As an employee of your corporation, you may be able to receive benefits paid by the corporation on which you aren’t taxed. This is a win-win for you and your corporation; you avoid income tax on the additional taxable compensation you would otherwise have had to receive in order to pay for the benefits yourself. And the corporation saves on payroll taxes it would otherwise owe if it had paid you taxable compensation instead of tax-free fringe benefits.
Here is a list of fringe benefits that owner-employees can receive tax-free and which are exempt from both FICA and FUTA (federal unemployment) taxes. If you can receive them, then these benefits must be available to your staff as well on a nondiscriminatory basis.
- Nominal (“de minimis”) benefits (e.g., cab rides home when working late)
- Dependent care assistance (up to $5,000)
- Employee discounts
- Group-term life insurance (up to $50,000 coverage)
- Health savings account contributions
- Personal moving expenses (if your new workplace is at least 50 miles farther from your old home than your old workplace location was from your old home)
- Retirement planning services
- Working condition benefits
Find an explanation of these benefits as well as others in IRS Publication 15-B, Employer’s Guide to Fringe Benefits.
Note: Special rules apply to S corporation owners who receive health coverage from their corporations. The coverage is taxable to owners, who in turn can deduct the full amount on their personal tax return without having to itemize personal deductions.
Sale of business stock
If your corporation is a “qualified small business,” there is no tax on the gain from the sale of such stock issued before January 1, 2012, and held more than five years. The definition of a qualified small business is narrow, but worth exploring in view of the sizable tax break applied to it. The corporation must meet all of the following conditions.
- It is a C corporation; S corporations do not qualify
- The corporation must be engaged in an active business
- The corporation is not engaged in personal service businesses such as engineering, architectural, accounting, and law firms; banks; financial service; mining; farming; and the operations of restaurants, motels and hotels. Technology firms, manufacturing companies, and retail establishments do qualify.

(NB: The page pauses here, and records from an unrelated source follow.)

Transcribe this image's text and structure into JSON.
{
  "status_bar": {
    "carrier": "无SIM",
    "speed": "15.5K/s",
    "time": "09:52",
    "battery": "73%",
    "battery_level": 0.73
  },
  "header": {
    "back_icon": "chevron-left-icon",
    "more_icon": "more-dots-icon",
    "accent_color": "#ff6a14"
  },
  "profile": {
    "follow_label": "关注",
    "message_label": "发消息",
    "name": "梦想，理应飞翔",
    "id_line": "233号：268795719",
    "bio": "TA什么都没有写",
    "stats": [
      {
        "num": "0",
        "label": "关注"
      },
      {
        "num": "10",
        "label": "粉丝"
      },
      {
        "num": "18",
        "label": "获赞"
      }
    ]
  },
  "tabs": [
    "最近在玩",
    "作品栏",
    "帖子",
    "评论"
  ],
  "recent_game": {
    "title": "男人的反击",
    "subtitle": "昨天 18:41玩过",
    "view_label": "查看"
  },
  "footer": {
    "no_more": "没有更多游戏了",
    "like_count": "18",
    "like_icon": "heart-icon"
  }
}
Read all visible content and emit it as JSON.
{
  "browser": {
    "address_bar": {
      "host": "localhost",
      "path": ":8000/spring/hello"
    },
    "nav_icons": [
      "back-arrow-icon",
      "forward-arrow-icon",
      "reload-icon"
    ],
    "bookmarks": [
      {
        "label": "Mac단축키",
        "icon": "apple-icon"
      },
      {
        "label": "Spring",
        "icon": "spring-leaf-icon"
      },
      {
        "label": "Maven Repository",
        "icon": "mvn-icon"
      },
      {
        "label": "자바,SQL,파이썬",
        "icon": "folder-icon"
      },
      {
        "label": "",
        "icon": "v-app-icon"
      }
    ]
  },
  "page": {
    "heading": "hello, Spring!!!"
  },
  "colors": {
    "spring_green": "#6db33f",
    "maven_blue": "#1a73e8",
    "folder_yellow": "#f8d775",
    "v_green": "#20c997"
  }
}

Stock must be newly issued for cash, property (other than stock) or services rendered to the corporation. Thus, a qualified small business can issue new stock to owners for services or cash. Owners need only hold the stock for more than five years to cash in on tax-free income.
More information on qualified small business stock can be found in IRS Publication 550, Investment Income and Expenses.